The answer is the data repeated in full, with no pictures included.

▶ [INPUT]:
● ● ● ●

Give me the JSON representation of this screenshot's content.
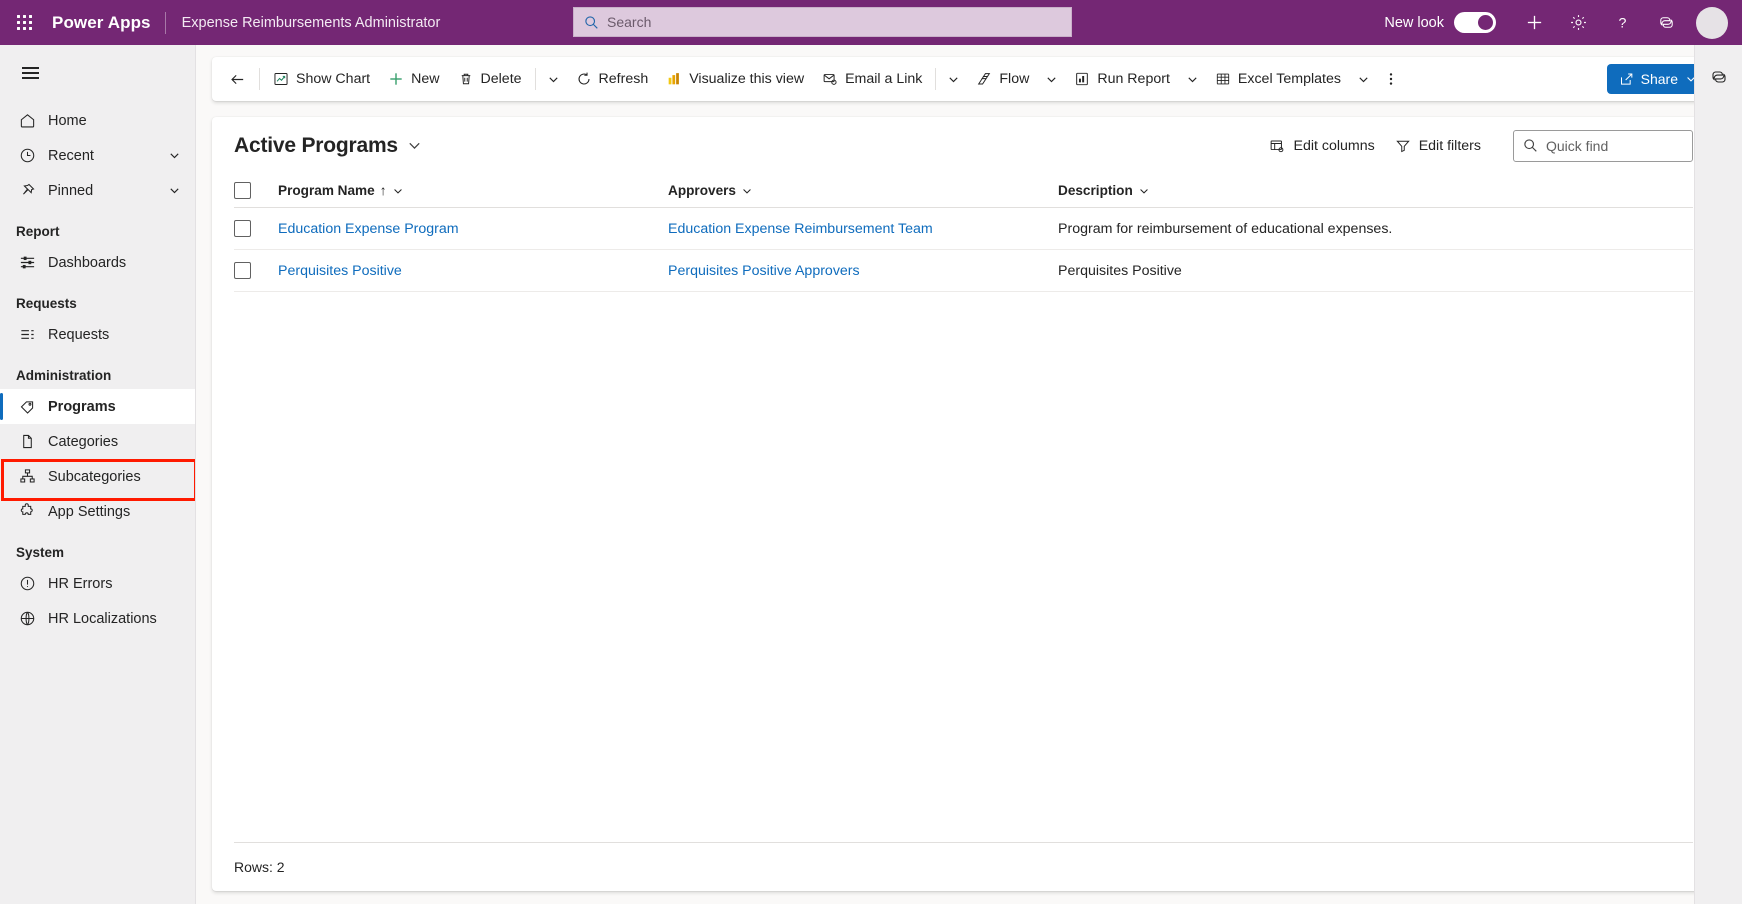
{
  "header": {
    "waffle_label": "app-launcher",
    "brand": "Power Apps",
    "app_name": "Expense Reimbursements Administrator",
    "search": {
      "value": "",
      "placeholder": "Search"
    },
    "new_look_label": "New look",
    "new_look_on": true,
    "icons": [
      "waffle-icon",
      "search-icon",
      "plus-icon",
      "gear-icon",
      "help-icon",
      "copilot-icon",
      "avatar"
    ],
    "colors": {
      "bar": "#742774",
      "search_bg": "#ddc9dd"
    }
  },
  "sidebar": {
    "collapse_label": "hamburger-icon",
    "items": [
      {
        "label": "Home",
        "icon": "home-icon",
        "expandable": false,
        "selected": false
      },
      {
        "label": "Recent",
        "icon": "clock-icon",
        "expandable": true,
        "selected": false
      },
      {
        "label": "Pinned",
        "icon": "pin-icon",
        "expandable": true,
        "selected": false
      }
    ],
    "groups": [
      {
        "title": "Report",
        "items": [
          {
            "label": "Dashboards",
            "icon": "dashboard-icon",
            "selected": false
          }
        ]
      },
      {
        "title": "Requests",
        "items": [
          {
            "label": "Requests",
            "icon": "list-icon",
            "selected": false
          }
        ]
      },
      {
        "title": "Administration",
        "items": [
          {
            "label": "Programs",
            "icon": "tag-icon",
            "selected": true,
            "highlighted": true
          },
          {
            "label": "Categories",
            "icon": "document-icon",
            "selected": false
          },
          {
            "label": "Subcategories",
            "icon": "hierarchy-icon",
            "selected": false
          },
          {
            "label": "App Settings",
            "icon": "puzzle-icon",
            "selected": false
          }
        ]
      },
      {
        "title": "System",
        "items": [
          {
            "label": "HR Errors",
            "icon": "error-circle-icon",
            "selected": false
          },
          {
            "label": "HR Localizations",
            "icon": "globe-icon",
            "selected": false
          }
        ]
      }
    ],
    "highlight_color": "#ff1a00"
  },
  "command_bar": {
    "back_label": "back-arrow-icon",
    "buttons": [
      {
        "label": "Show Chart",
        "icon": "chart-icon"
      },
      {
        "label": "New",
        "icon": "plus-icon"
      },
      {
        "label": "Delete",
        "icon": "trash-icon"
      },
      {
        "label": "Refresh",
        "icon": "refresh-icon"
      },
      {
        "label": "Visualize this view",
        "icon": "powerbi-icon"
      },
      {
        "label": "Email a Link",
        "icon": "email-icon"
      },
      {
        "label": "Flow",
        "icon": "flow-icon"
      },
      {
        "label": "Run Report",
        "icon": "report-icon"
      },
      {
        "label": "Excel Templates",
        "icon": "excel-icon"
      }
    ],
    "overflow_label": "more-options-icon",
    "share": {
      "label": "Share",
      "icon": "share-icon",
      "color": "#0f6cbd"
    }
  },
  "view": {
    "title": "Active Programs",
    "edit_columns": "Edit columns",
    "edit_filters": "Edit filters",
    "quick_find": {
      "value": "",
      "placeholder": "Quick find"
    }
  },
  "table": {
    "columns": [
      {
        "label": "Program Name",
        "sorted": "asc",
        "sort_glyph": "↑"
      },
      {
        "label": "Approvers",
        "sorted": "",
        "sort_glyph": ""
      },
      {
        "label": "Description",
        "sorted": "",
        "sort_glyph": ""
      }
    ],
    "rows": [
      {
        "name": "Education Expense Program",
        "approvers": "Education Expense Reimbursement Team",
        "description": "Program for reimbursement of educational expenses."
      },
      {
        "name": "Perquisites Positive",
        "approvers": "Perquisites Positive Approvers",
        "description": "Perquisites Positive"
      }
    ],
    "footer": "Rows: 2",
    "link_color": "#0f6cbd"
  },
  "right_rail": {
    "copilot_label": "copilot-icon"
  }
}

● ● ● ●

▶ [OUTPUT BELOW]:
Give me the JSON representation of this screenshot's content.
{
  "header": {
    "waffle_label": "app-launcher",
    "brand": "Power Apps",
    "app_name": "Expense Reimbursements Administrator",
    "search": {
      "value": "",
      "placeholder": "Search"
    },
    "new_look_label": "New look",
    "new_look_on": true,
    "icons": [
      "waffle-icon",
      "search-icon",
      "plus-icon",
      "gear-icon",
      "help-icon",
      "copilot-icon",
      "avatar"
    ],
    "colors": {
      "bar": "#742774",
      "search_bg": "#ddc9dd"
    }
  },
  "sidebar": {
    "collapse_label": "hamburger-icon",
    "items": [
      {
        "label": "Home",
        "icon": "home-icon",
        "expandable": false,
        "selected": false
      },
      {
        "label": "Recent",
        "icon": "clock-icon",
        "expandable": true,
        "selected": false
      },
      {
        "label": "Pinned",
        "icon": "pin-icon",
        "expandable": true,
        "selected": false
      }
    ],
    "groups": [
      {
        "title": "Report",
        "items": [
          {
            "label": "Dashboards",
            "icon": "dashboard-icon",
            "selected": false
          }
        ]
      },
      {
        "title": "Requests",
        "items": [
          {
            "label": "Requests",
            "icon": "list-icon",
            "selected": false
          }
        ]
      },
      {
        "title": "Administration",
        "items": [
          {
            "label": "Programs",
            "icon": "tag-icon",
            "selected": true,
            "highlighted": true
          },
          {
            "label": "Categories",
            "icon": "document-icon",
            "selected": false
          },
          {
            "label": "Subcategories",
            "icon": "hierarchy-icon",
            "selected": false
          },
          {
            "label": "App Settings",
            "icon": "puzzle-icon",
            "selected": false
          }
        ]
      },
      {
        "title": "System",
        "items": [
          {
            "label": "HR Errors",
            "icon": "error-circle-icon",
            "selected": false
          },
          {
            "label": "HR Localizations",
            "icon": "globe-icon",
            "selected": false
          }
        ]
      }
    ],
    "highlight_color": "#ff1a00"
  },
  "command_bar": {
    "back_label": "back-arrow-icon",
    "buttons": [
      {
        "label": "Show Chart",
        "icon": "chart-icon"
      },
      {
        "label": "New",
        "icon": "plus-icon"
      },
      {
        "label": "Delete",
        "icon": "trash-icon"
      },
      {
        "label": "Refresh",
        "icon": "refresh-icon"
      },
      {
        "label": "Visualize this view",
        "icon": "powerbi-icon"
      },
      {
        "label": "Email a Link",
        "icon": "email-icon"
      },
      {
        "label": "Flow",
        "icon": "flow-icon"
      },
      {
        "label": "Run Report",
        "icon": "report-icon"
      },
      {
        "label": "Excel Templates",
        "icon": "excel-icon"
      }
    ],
    "overflow_label": "more-options-icon",
    "share": {
      "label": "Share",
      "icon": "share-icon",
      "color": "#0f6cbd"
    }
  },
  "view": {
    "title": "Active Programs",
    "edit_columns": "Edit columns",
    "edit_filters": "Edit filters",
    "quick_find": {
      "value": "",
      "placeholder": "Quick find"
    }
  },
  "table": {
    "columns": [
      {
        "label": "Program Name",
        "sorted": "asc",
        "sort_glyph": "↑"
      },
      {
        "label": "Approvers",
        "sorted": "",
        "sort_glyph": ""
      },
      {
        "label": "Description",
        "sorted": "",
        "sort_glyph": ""
      }
    ],
    "rows": [
      {
        "name": "Education Expense Program",
        "approvers": "Education Expense Reimbursement Team",
        "description": "Program for reimbursement of educational expenses."
      },
      {
        "name": "Perquisites Positive",
        "approvers": "Perquisites Positive Approvers",
        "description": "Perquisites Positive"
      }
    ],
    "footer": "Rows: 2",
    "link_color": "#0f6cbd"
  },
  "right_rail": {
    "copilot_label": "copilot-icon"
  }
}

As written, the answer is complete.